It was nine months ago that Apostrophe, a Bushwick , was shut down after cops busted its anniversary celebration. Undeterred by a night in jail and a lengthy probation, brothers Ki and Sei Smith are vaulting back into the saddle with a party Friday night and the launch of a Kickstarter campaign designed to revive the Apostrophe universe. More →
It was almost a year ago that Colin Devlin closed his pioneering restaurant Dressler and shook the Williamsburg restaurant community by taking his own life. Tonight, Dressler’s chef of six years, Polo Dobkin, revives the space as Meadowsweet. More →
During his stints at Aldea and Maison Premiere, Kelvin Uffre started building an array of shiny vintage gadgets that are now behind the bar of The Eddy—which opened in the East Village in April. “My Google searches around 3 a.m. get pretty strange,” he laughs. “Like, ‘antique Japanese iridescent thirties teacup,’ and ‘shrub’.” The latter is a drinkable, non-alcoholic vinegar—an old-school, pre-refrigeration way of preserving fruit—that can be used as the base of a drink. More →
Ray Klonsky first encountered David McCallum nine years ago, when Klonsky (now 29) was in college and McCallum (now 44) was 19 long years into a life sentence.

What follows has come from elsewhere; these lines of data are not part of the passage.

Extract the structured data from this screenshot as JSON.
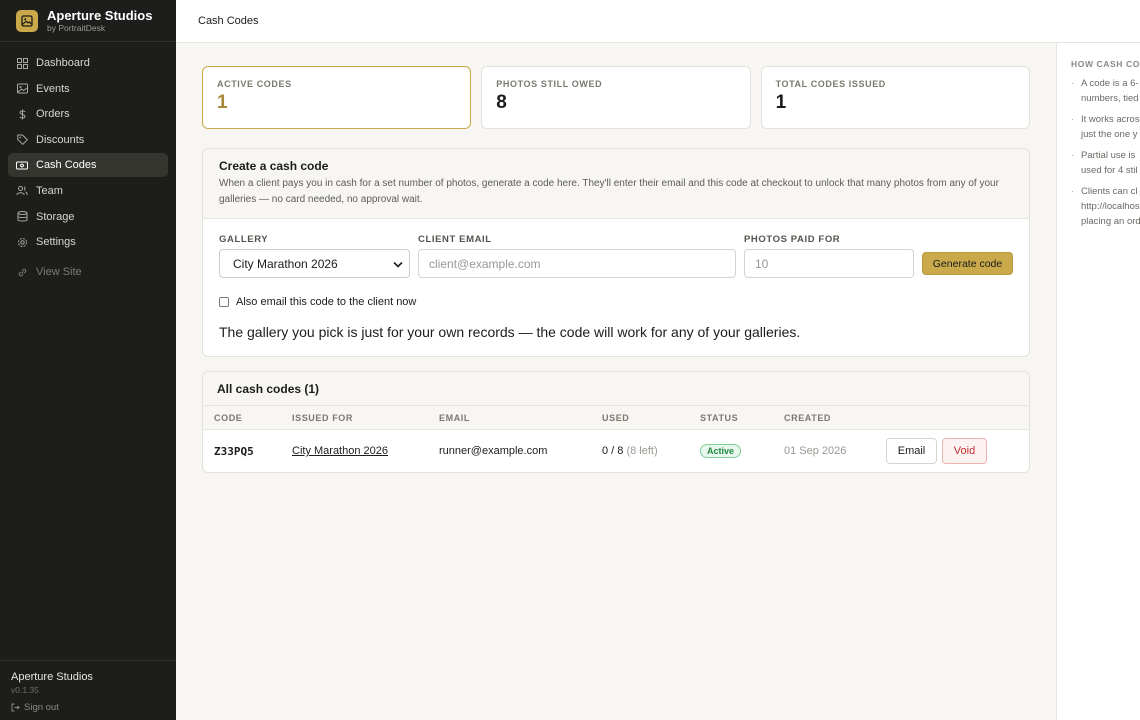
{
  "brand": {
    "name": "Aperture Studios",
    "subtitle": "by PortraitDesk"
  },
  "nav": {
    "items": [
      {
        "label": "Dashboard",
        "icon": "grid-icon"
      },
      {
        "label": "Events",
        "icon": "image-icon"
      },
      {
        "label": "Orders",
        "icon": "dollar-icon"
      },
      {
        "label": "Discounts",
        "icon": "tag-icon"
      },
      {
        "label": "Cash Codes",
        "icon": "ticket-icon",
        "active": true
      },
      {
        "label": "Team",
        "icon": "users-icon"
      },
      {
        "label": "Storage",
        "icon": "database-icon"
      },
      {
        "label": "Settings",
        "icon": "gear-icon"
      }
    ],
    "view_site": "View Site"
  },
  "footer": {
    "studio": "Aperture Studios",
    "version": "v0.1.35",
    "signout": "Sign out"
  },
  "topbar": {
    "title": "Cash Codes"
  },
  "stats": [
    {
      "label": "ACTIVE CODES",
      "value": "1"
    },
    {
      "label": "PHOTOS STILL OWED",
      "value": "8"
    },
    {
      "label": "TOTAL CODES ISSUED",
      "value": "1"
    }
  ],
  "create": {
    "title": "Create a cash code",
    "description": "When a client pays you in cash for a set number of photos, generate a code here. They'll enter their email and this code at checkout to unlock that many photos from any of your galleries — no card needed, no approval wait.",
    "gallery_label": "GALLERY",
    "gallery_value": "City Marathon 2026",
    "email_label": "CLIENT EMAIL",
    "email_placeholder": "client@example.com",
    "photos_label": "PHOTOS PAID FOR",
    "photos_placeholder": "10",
    "generate_button": "Generate code",
    "checkbox_label": "Also email this code to the client now",
    "note": "The gallery you pick is just for your own records — the code will work for any of your galleries."
  },
  "table": {
    "title": "All cash codes (1)",
    "headers": [
      "CODE",
      "ISSUED FOR",
      "EMAIL",
      "USED",
      "STATUS",
      "CREATED"
    ],
    "rows": [
      {
        "code": "Z33PQ5",
        "issued_for": "City Marathon 2026",
        "email": "runner@example.com",
        "used": "0 / 8",
        "left": "(8 left)",
        "status": "Active",
        "created": "01 Sep 2026",
        "email_button": "Email",
        "void_button": "Void"
      }
    ]
  },
  "help": {
    "title": "HOW CASH CO",
    "items": [
      [
        "A code is a 6-",
        "numbers, tied"
      ],
      [
        "It works acros",
        "just the one y"
      ],
      [
        "Partial use is",
        "used for 4 stil"
      ],
      [
        "Clients can cl",
        "http://localhos",
        "placing an ord"
      ]
    ]
  },
  "colors": {
    "accent": "#c9a94a",
    "sidebar": "#1d1d1b",
    "active_badge": "#1f8a43",
    "void": "#c53030"
  }
}
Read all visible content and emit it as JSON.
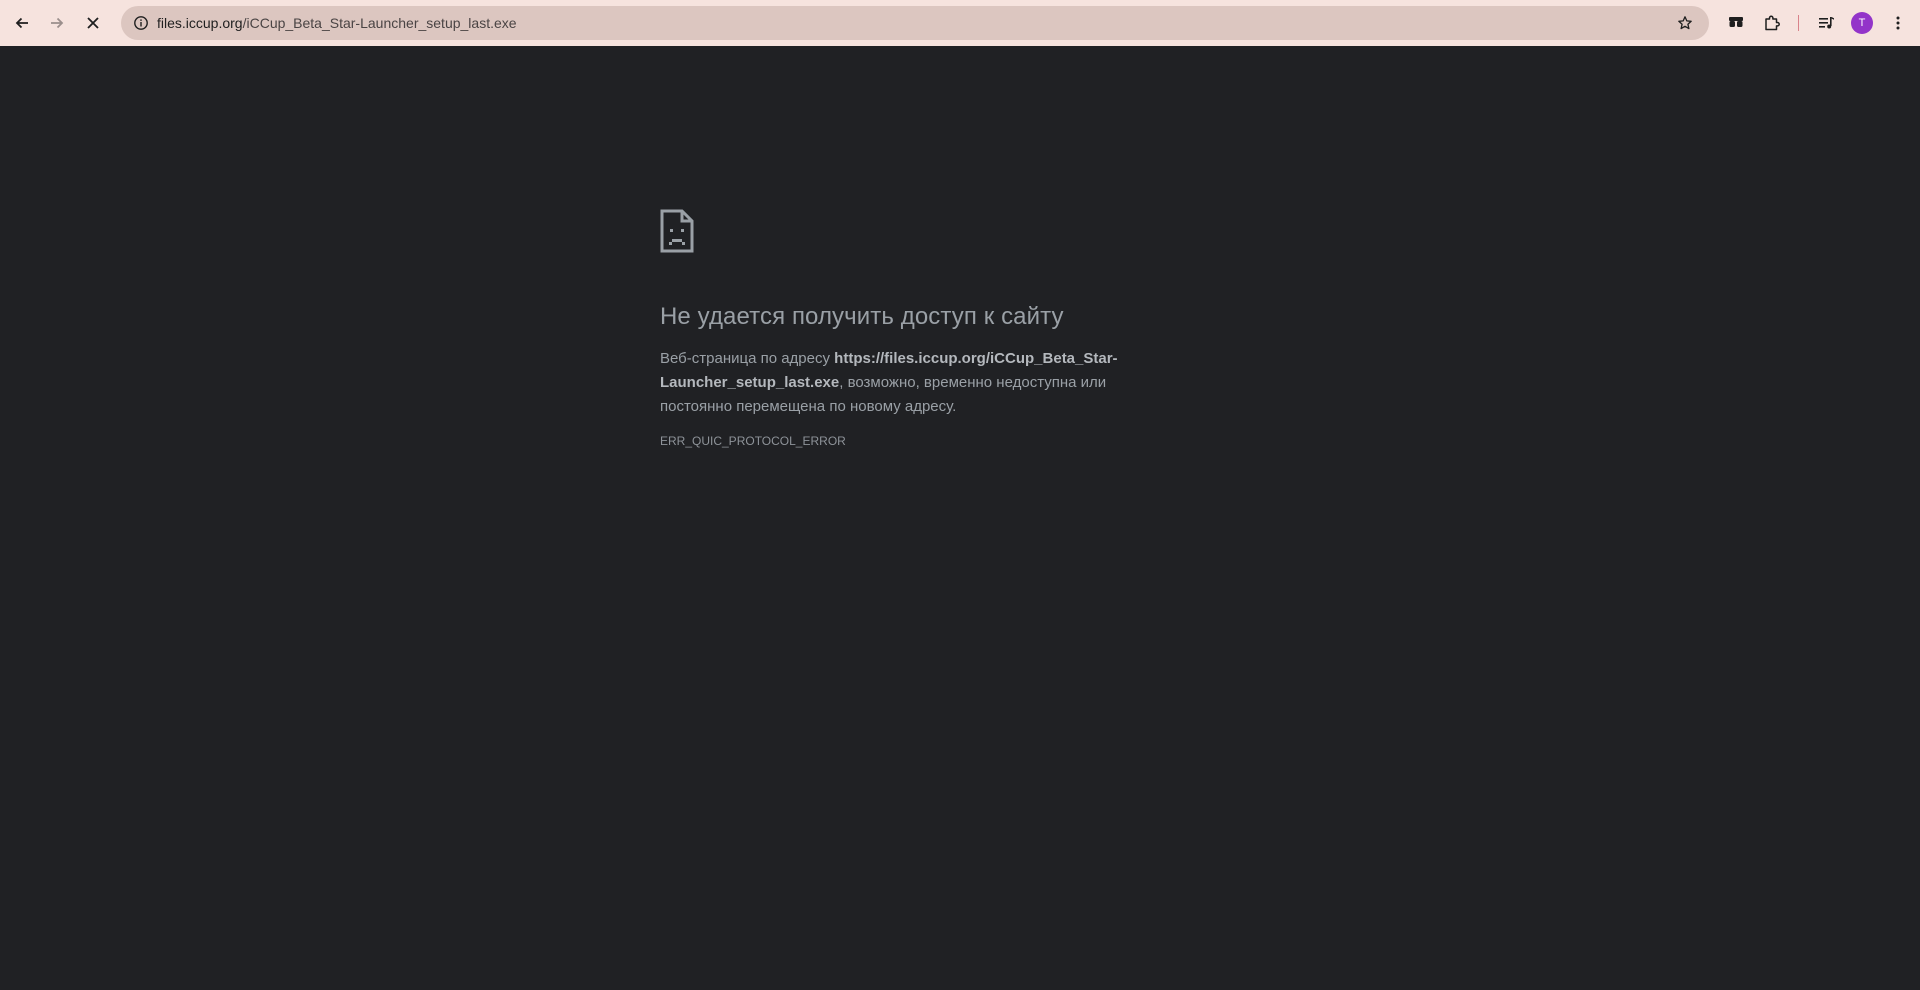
{
  "browser": {
    "address_bar": {
      "domain": "files.iccup.org",
      "path": "/iCCup_Beta_Star-Launcher_setup_last.exe"
    },
    "profile_initial": "T",
    "colors": {
      "toolbar": "#f6e3de",
      "omnibox": "#dcc6c0",
      "avatar": "#9334c9",
      "page_background": "#202124"
    },
    "icons": {
      "back": "arrow-left",
      "forward": "arrow-right",
      "stop": "close",
      "site_info": "info-circle",
      "bookmark": "star-outline",
      "extension_pinned": "sunglasses",
      "extensions": "puzzle",
      "media": "playlist-music",
      "menu": "kebab-vertical"
    }
  },
  "error_page": {
    "icon": "sad-document",
    "title": "Не удается получить доступ к сайту",
    "description_prefix": "Веб-страница по адресу ",
    "url_line1": "https://files.iccup.org/iCCup_Beta_Star-",
    "url_line2": "Launcher_setup_last.exe",
    "description_suffix": ", возможно, временно недоступна или постоянно перемещена по новому адресу.",
    "error_code": "ERR_QUIC_PROTOCOL_ERROR"
  }
}
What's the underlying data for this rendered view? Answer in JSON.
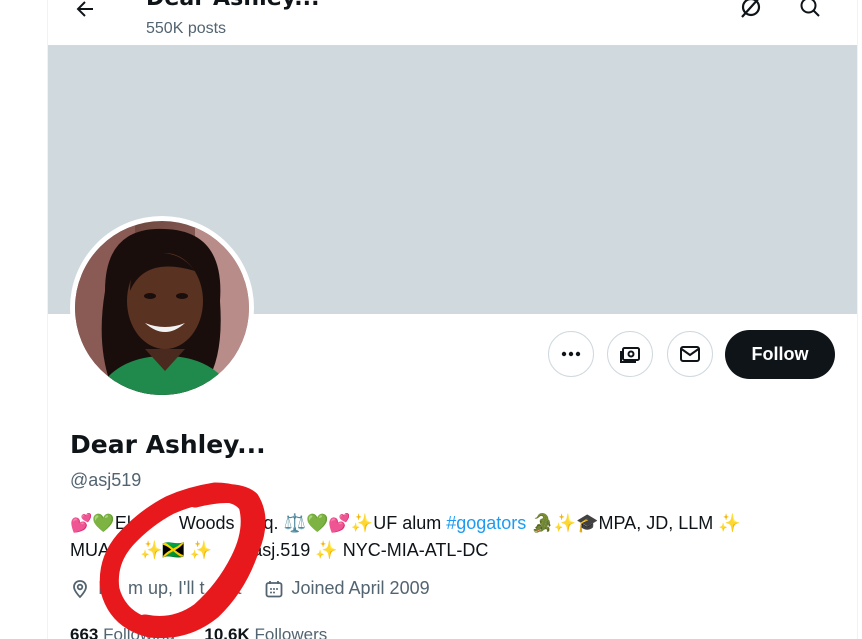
{
  "header": {
    "title": "Dear Ashley...",
    "posts_count": "550K posts"
  },
  "profile": {
    "name": "Dear Ashley...",
    "handle": "@asj519",
    "follow_label": "Follow",
    "bio": {
      "line1_a": "💕💚El",
      "line1_b": "Woods",
      "line1_c": "sq. ⚖️💚💕✨UF alum ",
      "hashtag": "#gogators",
      "line1_d": " 🐊✨🎓MPA, JD, LLM ✨",
      "line2_a": "MUA",
      "line2_b": "✨🇯🇲 ✨",
      "line2_c": "asj.519 ✨ NYC-MIA-ATL-DC"
    },
    "location": "It",
    "location_b": "m up, I'll t",
    "location_c": "t",
    "joined": "Joined April 2009",
    "following_count": "663",
    "following_label": "Following",
    "followers_count": "10.6K",
    "followers_label": "Followers"
  },
  "colors": {
    "banner": "#cfd9de",
    "accent": "#1d9bf0",
    "annotation": "#e8191c"
  },
  "icons": [
    "back-arrow-icon",
    "grok-icon",
    "search-icon",
    "more-icon",
    "subscribe-icon",
    "message-icon",
    "location-icon",
    "calendar-icon"
  ]
}
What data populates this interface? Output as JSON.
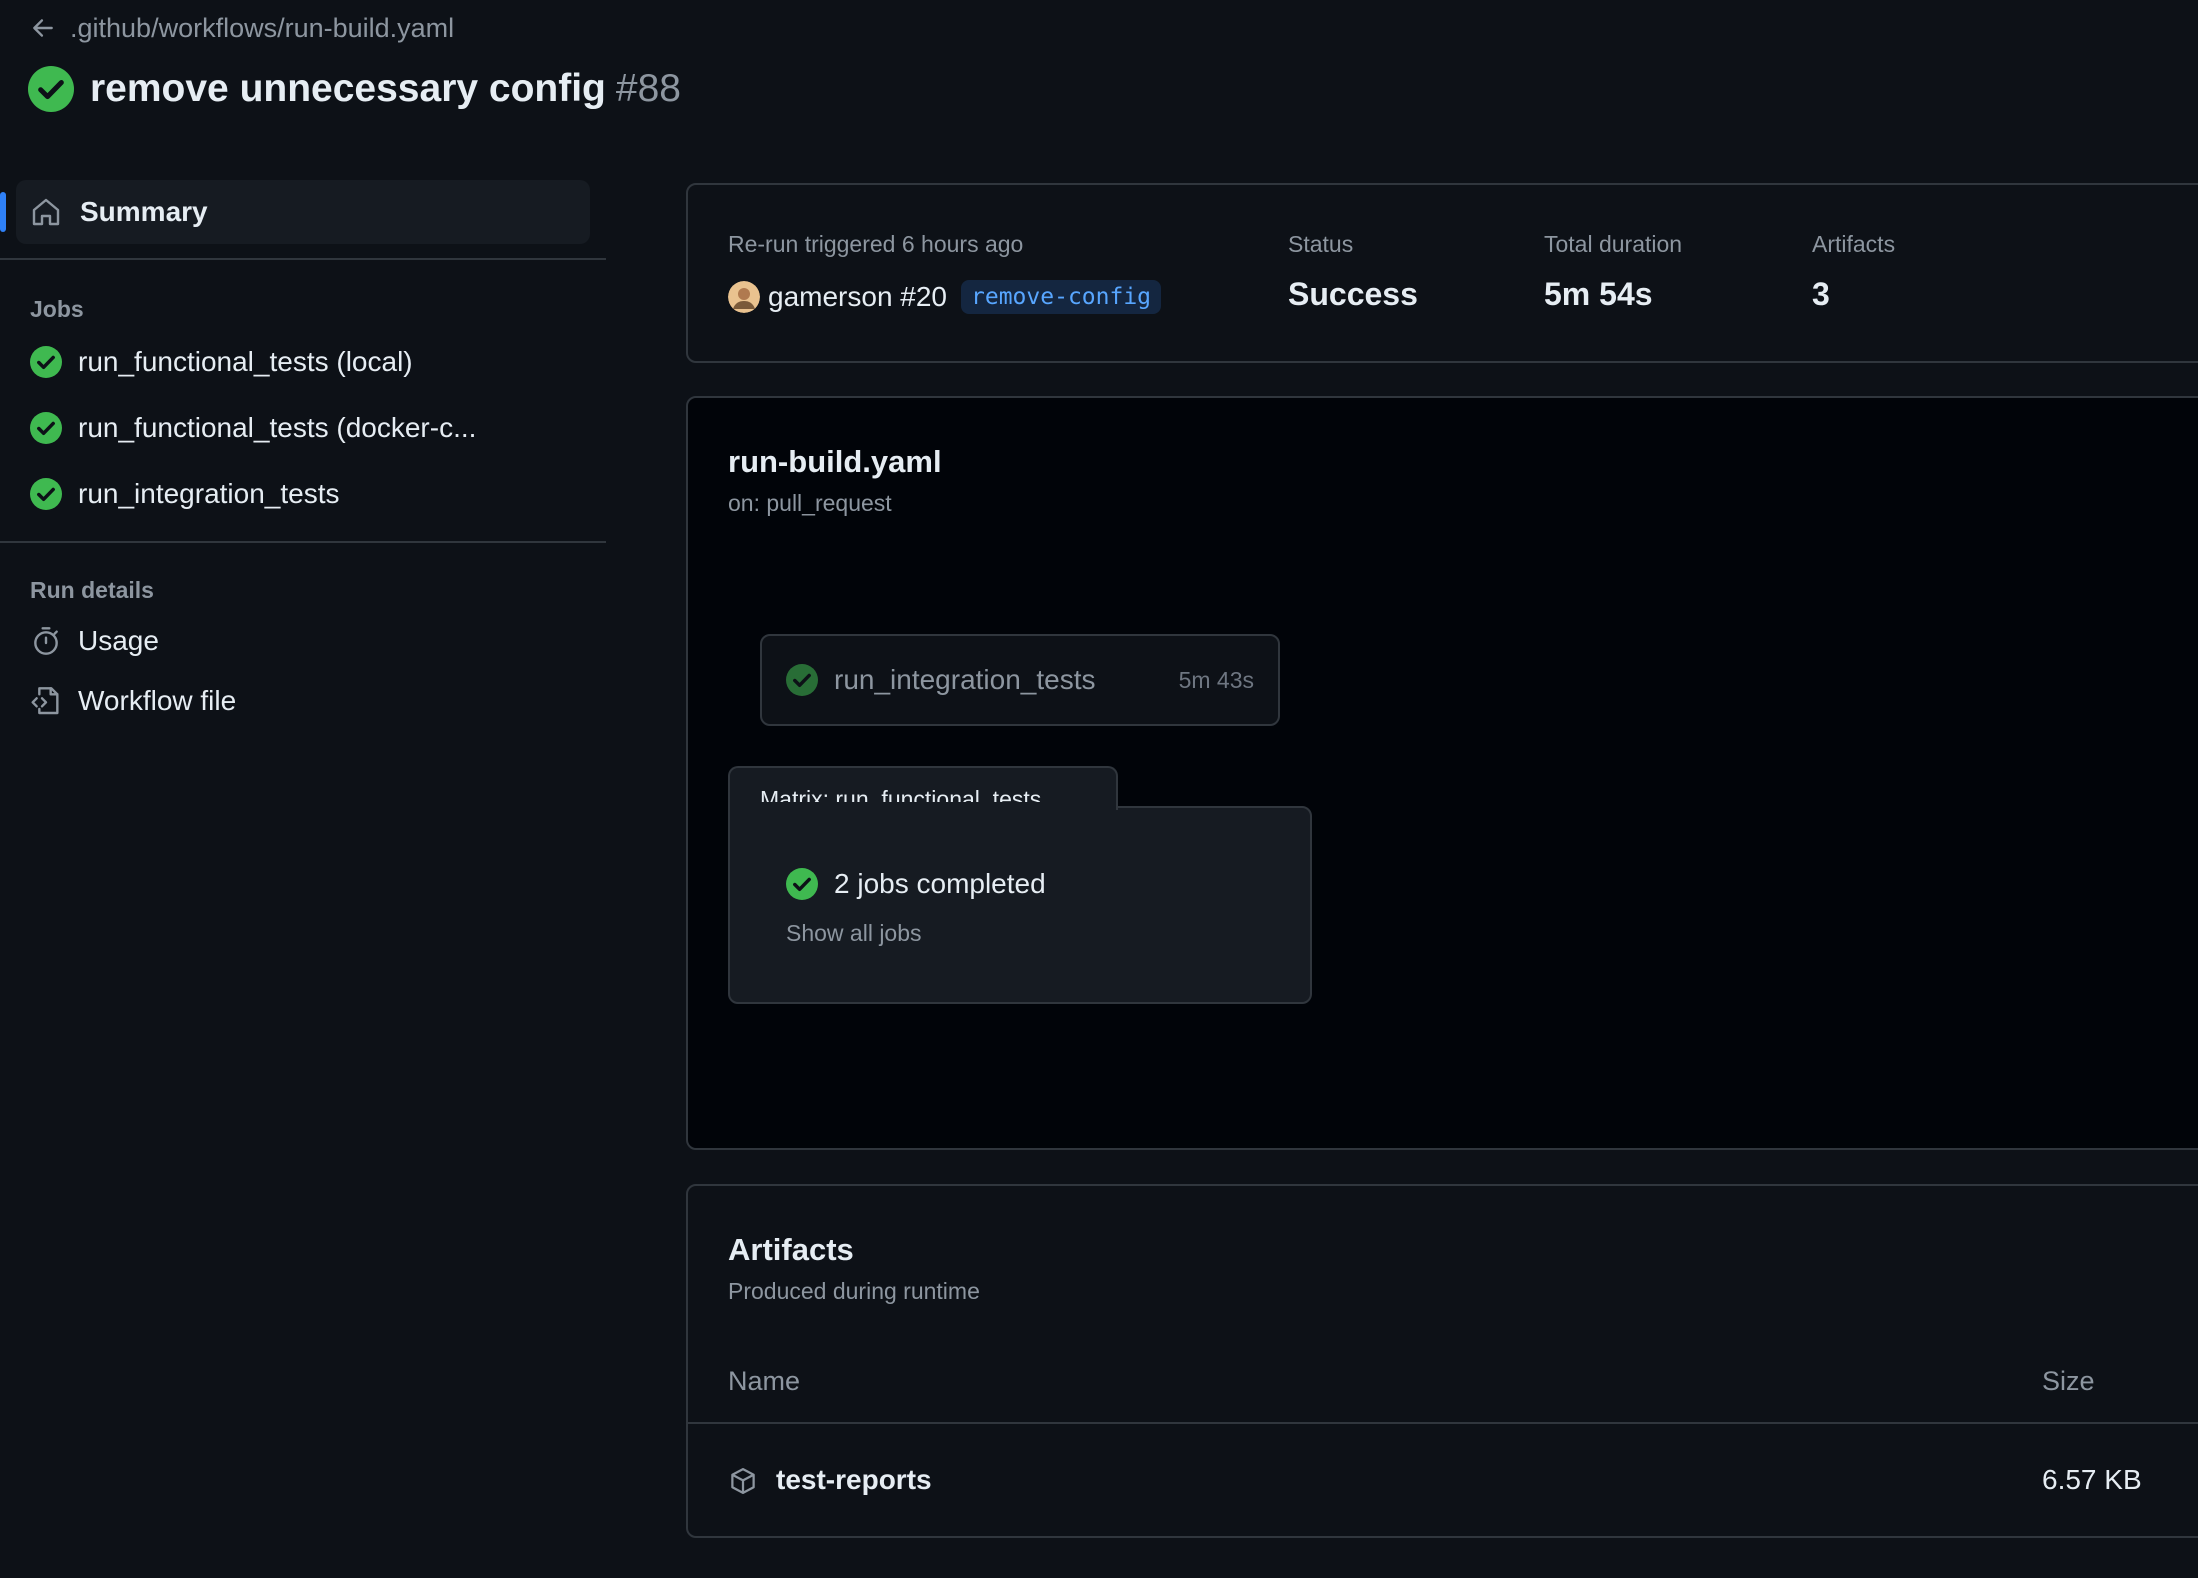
{
  "header": {
    "breadcrumb": ".github/workflows/run-build.yaml",
    "title": "remove unnecessary config",
    "run_number": "#88"
  },
  "sidebar": {
    "summary_label": "Summary",
    "jobs_heading": "Jobs",
    "jobs": [
      {
        "label": "run_functional_tests (local)",
        "status": "success"
      },
      {
        "label": "run_functional_tests (docker-c...",
        "status": "success"
      },
      {
        "label": "run_integration_tests",
        "status": "success"
      }
    ],
    "run_details_heading": "Run details",
    "run_details": [
      {
        "label": "Usage",
        "icon": "stopwatch-icon"
      },
      {
        "label": "Workflow file",
        "icon": "file-code-icon"
      }
    ]
  },
  "summary": {
    "trigger_label": "Re-run triggered 6 hours ago",
    "trigger_user": "gamerson #20",
    "branch": "remove-config",
    "status_label": "Status",
    "status_value": "Success",
    "duration_label": "Total duration",
    "duration_value": "5m 54s",
    "artifacts_label": "Artifacts",
    "artifacts_value": "3"
  },
  "graph": {
    "workflow_name": "run-build.yaml",
    "trigger": "on: pull_request",
    "job": {
      "name": "run_integration_tests",
      "duration": "5m 43s"
    },
    "matrix": {
      "title": "Matrix: run_functional_tests",
      "status": "2 jobs completed",
      "link": "Show all jobs"
    }
  },
  "artifacts": {
    "title": "Artifacts",
    "subtitle": "Produced during runtime",
    "col_name": "Name",
    "col_size": "Size",
    "rows": [
      {
        "name": "test-reports",
        "size": "6.57 KB"
      }
    ]
  },
  "colors": {
    "background": "#0d1117",
    "success": "#3fb950",
    "accent": "#2f81f7",
    "link": "#58a6ff"
  }
}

Then as now, McCallum was languishing in Otisville Correctional Facility—incarcerated for a crime he claims he did not commit. More →
If the fun and frippery of summer are wearing you out already, explore a darker side of life at these readings, talks, and historical walks.
Tuesday, June 17
The Syrian Refugee Crisis with Diego Cupolo and Rahawa Haile
Photojournalist Diego Cupolo has documented sinister environments and the tough lives lived in them from Bushwick to Montevideo. Tonight at WORD, he discusses his recently released book, Seven Syrians: War Accounts From Syrian Refugees. Cupolo painstakingly records the lives of survivors of the current conflict, combining text and photos into a series of compelling portraits. He’ll be in discussion with Brooklyn-based writer/essayist Rahawa Haile. WORD Bookstore (126 Franklin St), Greenpoint. 7pm. Free. Facebook RSVP encouraged. More →
The B+B offices are right here in Cooper Square, so we spend a lot of time walking the cobblestones of NoHo, wondering if we’ll ever get to live in one of those $23,000-a-month penthouses (this while we’re splurging on a Papaya Dog for lunch). So when a representative of CORE invited us to tour some luxe properties in our own backyard, we couldn’t resist. Come along as the brokerage firm’s director of communications, Erin Ryder, shows off some pads that are a smidge pricier than the $150-a-month A.I.R. lofts of yore. More →
When photographer Pete Voelker first arrived in New York, he found the city overwhelming—and immediately began to document the constant movement and shifting surfaces of the urban streets. Now, six years in, he wants others to be similarly overwhelmed during his one night-only exhibition (and first ever solo show) Might As Well Enjoy It, which collates over 600 photographs in a projection video just under 5 minutes long. That’s 120 photographs a minute, or 2 every second. More →
Welcome to Reel Psyched, our weekly rundown of movies we’re especially excited to see.
Escape from New York
Get served Greenpoint brews and an array of appetizing plates while watching Snake Plissken (Kurt Russell) save the president from a dystopian “future” (1997) Manhattan. Wednesday, June 11, 7:30pm at Nitehawk (136 Metropolitan Ave); $65 for four-course meal and beer pairings as part of the Film Feasts series; also showing Saturday June 14, 12:15am (minus the booze and food) More →
Nan Goldin shot to fame with her visceral, heart-wrenching photographs of the drug-addled, sex-strewn lives of her East Village “tribe” in the late ’70s and early ’80s. Despite her Bostonian roots, everything about the photographer—her art, her voice, her hair, her trademark chain-smoking neuroticism—screams New York. More →